━━━━━ EXERCISE MATERIAL ━━━━━
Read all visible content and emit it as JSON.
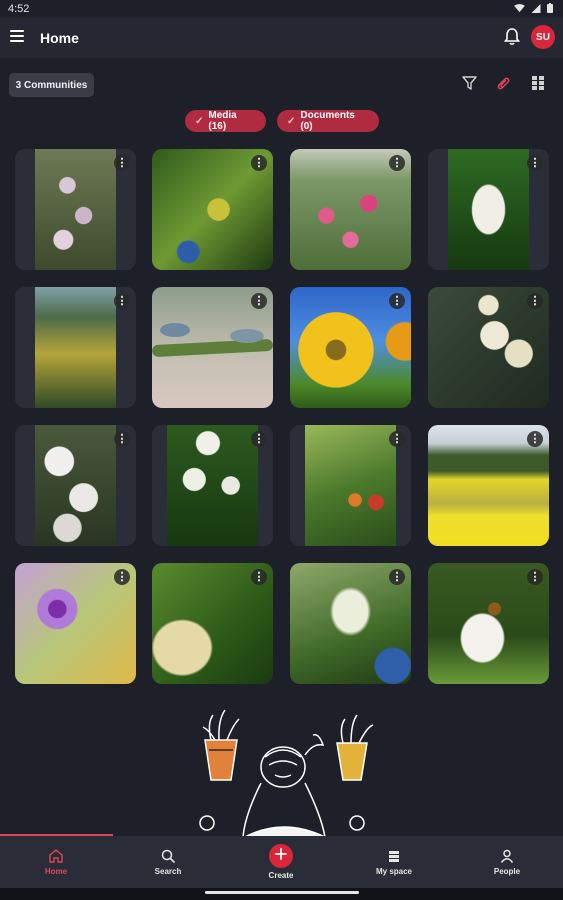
{
  "status": {
    "time": "4:52"
  },
  "header": {
    "title": "Home",
    "user_initials": "SU"
  },
  "toolbar": {
    "communities_label": "3 Communities"
  },
  "filters": [
    {
      "label": "Media (16)"
    },
    {
      "label": "Documents (0)"
    }
  ],
  "nav": [
    {
      "label": "Home",
      "icon": "home-icon",
      "active": true
    },
    {
      "label": "Search",
      "icon": "search-icon",
      "active": false
    },
    {
      "label": "Create",
      "icon": "plus-icon",
      "active": false
    },
    {
      "label": "My space",
      "icon": "stack-icon",
      "active": false
    },
    {
      "label": "People",
      "icon": "person-icon",
      "active": false
    }
  ],
  "colors": {
    "accent": "#d9263b",
    "chip": "#b02a40",
    "background": "#1d2029"
  },
  "media_icons": [
    "heather-flowers-photo",
    "green-leaves-bud-photo",
    "pink-meadow-flowers-photo",
    "white-blossom-cluster-photo",
    "conifer-forest-photo",
    "insects-on-stem-photo",
    "sunflower-photo",
    "eucalyptus-flowers-photo",
    "white-flowering-shrub-photo",
    "white-umbel-flowers-photo",
    "strawberry-tree-photo",
    "rapeseed-field-photo",
    "purple-thistle-flower-photo",
    "cream-flower-cluster-photo",
    "spiky-white-flowers-photo",
    "bee-on-white-flower-photo"
  ]
}
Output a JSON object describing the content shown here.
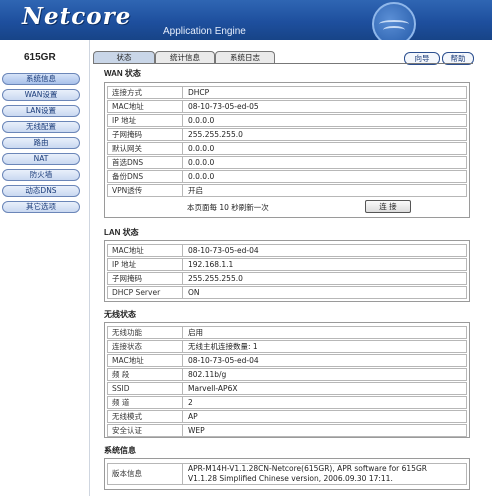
{
  "header": {
    "logo": "Netcore",
    "subtitle": "Application Engine"
  },
  "sidebar": {
    "model": "615GR",
    "items": [
      "系统信息",
      "WAN设置",
      "LAN设置",
      "无线配置",
      "路由",
      "NAT",
      "防火墙",
      "动态DNS",
      "其它选项"
    ]
  },
  "tabs": [
    "状态",
    "统计信息",
    "系统日志"
  ],
  "top_buttons": {
    "guide": "向导",
    "help": "帮助"
  },
  "wan": {
    "title": "WAN 状态",
    "rows": [
      {
        "label": "连接方式",
        "value": "DHCP"
      },
      {
        "label": "MAC地址",
        "value": "08-10-73-05-ed-05"
      },
      {
        "label": "IP  地址",
        "value": "0.0.0.0"
      },
      {
        "label": "子网掩码",
        "value": "255.255.255.0"
      },
      {
        "label": "默认网关",
        "value": "0.0.0.0"
      },
      {
        "label": "首选DNS",
        "value": "0.0.0.0"
      },
      {
        "label": "备份DNS",
        "value": "0.0.0.0"
      },
      {
        "label": "VPN透传",
        "value": "开启"
      }
    ],
    "refresh_text": "本页面每 10 秒刷新一次",
    "refresh_button": "连 接"
  },
  "lan": {
    "title": "LAN 状态",
    "rows": [
      {
        "label": "MAC地址",
        "value": "08-10-73-05-ed-04"
      },
      {
        "label": "IP   地址",
        "value": "192.168.1.1"
      },
      {
        "label": "子网掩码",
        "value": "255.255.255.0"
      },
      {
        "label": "DHCP Server",
        "value": "ON"
      }
    ]
  },
  "wireless": {
    "title": "无线状态",
    "rows": [
      {
        "label": "无线功能",
        "value": "启用"
      },
      {
        "label": "连接状态",
        "value": "无线主机连接数量: 1"
      },
      {
        "label": "MAC地址",
        "value": "08-10-73-05-ed-04"
      },
      {
        "label": "频  段",
        "value": "802.11b/g"
      },
      {
        "label": "SSID",
        "value": "Marvell-AP6X"
      },
      {
        "label": "频  道",
        "value": "2"
      },
      {
        "label": "无线模式",
        "value": "AP"
      },
      {
        "label": "安全认证",
        "value": "WEP"
      }
    ]
  },
  "sysinfo": {
    "title": "系统信息",
    "label": "版本信息",
    "value_line1": "APR-M14H-V1.1.28CN-Netcore(615GR), APR software for 615GR",
    "value_line2": "V1.1.28 Simplified Chinese version, 2006.09.30 17:11."
  }
}
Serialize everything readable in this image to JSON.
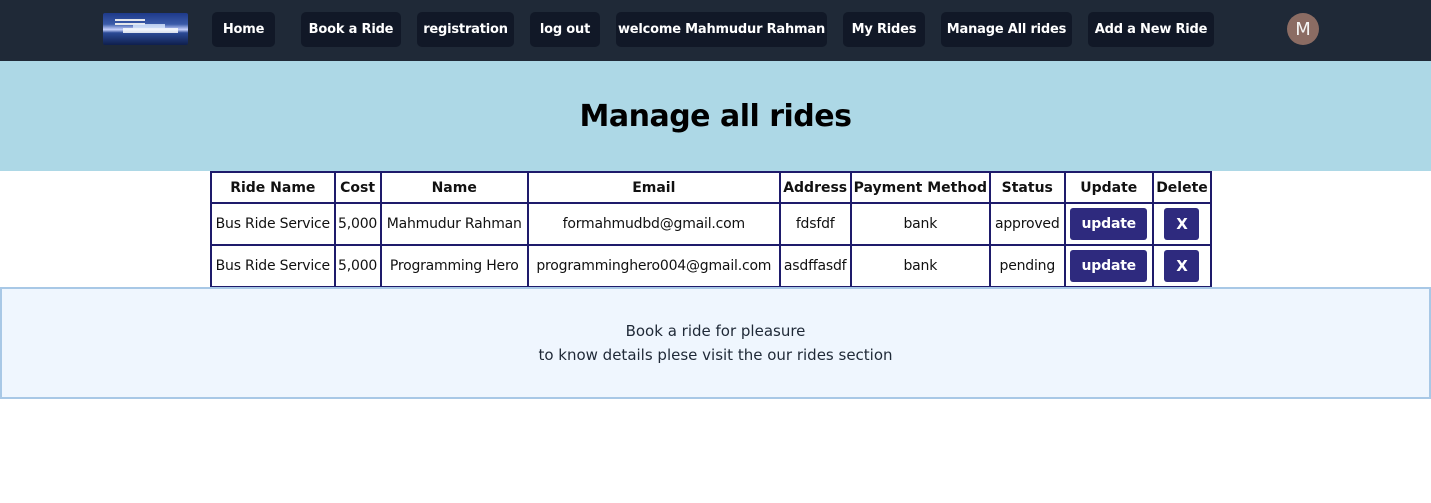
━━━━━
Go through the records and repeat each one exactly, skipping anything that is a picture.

__SOLUTION FOR THIS PROBLEM__
Read all visible content and emit it as JSON.
{
  "status": {
    "time": "4:52"
  },
  "header": {
    "title": "Home",
    "user_initials": "SU"
  },
  "toolbar": {
    "communities_label": "3 Communities"
  },
  "filters": [
    {
      "label": "Media (16)"
    },
    {
      "label": "Documents (0)"
    }
  ],
  "nav": [
    {
      "label": "Home",
      "icon": "home-icon",
      "active": true
    },
    {
      "label": "Search",
      "icon": "search-icon",
      "active": false
    },
    {
      "label": "Create",
      "icon": "plus-icon",
      "active": false
    },
    {
      "label": "My space",
      "icon": "stack-icon",
      "active": false
    },
    {
      "label": "People",
      "icon": "person-icon",
      "active": false
    }
  ],
  "colors": {
    "accent": "#d9263b",
    "chip": "#b02a40",
    "background": "#1d2029"
  },
  "media_icons": [
    "heather-flowers-photo",
    "green-leaves-bud-photo",
    "pink-meadow-flowers-photo",
    "white-blossom-cluster-photo",
    "conifer-forest-photo",
    "insects-on-stem-photo",
    "sunflower-photo",
    "eucalyptus-flowers-photo",
    "white-flowering-shrub-photo",
    "white-umbel-flowers-photo",
    "strawberry-tree-photo",
    "rapeseed-field-photo",
    "purple-thistle-flower-photo",
    "cream-flower-cluster-photo",
    "spiky-white-flowers-photo",
    "bee-on-white-flower-photo"
  ]
}
Output a JSON object describing the content shown here.
{
  "header": {
    "logo": "Netcore",
    "subtitle": "Application Engine"
  },
  "sidebar": {
    "model": "615GR",
    "items": [
      "系统信息",
      "WAN设置",
      "LAN设置",
      "无线配置",
      "路由",
      "NAT",
      "防火墙",
      "动态DNS",
      "其它选项"
    ]
  },
  "tabs": [
    "状态",
    "统计信息",
    "系统日志"
  ],
  "top_buttons": {
    "guide": "向导",
    "help": "帮助"
  },
  "wan": {
    "title": "WAN 状态",
    "rows": [
      {
        "label": "连接方式",
        "value": "DHCP"
      },
      {
        "label": "MAC地址",
        "value": "08-10-73-05-ed-05"
      },
      {
        "label": "IP  地址",
        "value": "0.0.0.0"
      },
      {
        "label": "子网掩码",
        "value": "255.255.255.0"
      },
      {
        "label": "默认网关",
        "value": "0.0.0.0"
      },
      {
        "label": "首选DNS",
        "value": "0.0.0.0"
      },
      {
        "label": "备份DNS",
        "value": "0.0.0.0"
      },
      {
        "label": "VPN透传",
        "value": "开启"
      }
    ],
    "refresh_text": "本页面每 10 秒刷新一次",
    "refresh_button": "连 接"
  },
  "lan": {
    "title": "LAN 状态",
    "rows": [
      {
        "label": "MAC地址",
        "value": "08-10-73-05-ed-04"
      },
      {
        "label": "IP   地址",
        "value": "192.168.1.1"
      },
      {
        "label": "子网掩码",
        "value": "255.255.255.0"
      },
      {
        "label": "DHCP Server",
        "value": "ON"
      }
    ]
  },
  "wireless": {
    "title": "无线状态",
    "rows": [
      {
        "label": "无线功能",
        "value": "启用"
      },
      {
        "label": "连接状态",
        "value": "无线主机连接数量: 1"
      },
      {
        "label": "MAC地址",
        "value": "08-10-73-05-ed-04"
      },
      {
        "label": "频  段",
        "value": "802.11b/g"
      },
      {
        "label": "SSID",
        "value": "Marvell-AP6X"
      },
      {
        "label": "频  道",
        "value": "2"
      },
      {
        "label": "无线模式",
        "value": "AP"
      },
      {
        "label": "安全认证",
        "value": "WEP"
      }
    ]
  },
  "sysinfo": {
    "title": "系统信息",
    "label": "版本信息",
    "value_line1": "APR-M14H-V1.1.28CN-Netcore(615GR), APR software for 615GR",
    "value_line2": "V1.1.28 Simplified Chinese version, 2006.09.30 17:11."
  }
}
Serialize everything readable in this image to JSON.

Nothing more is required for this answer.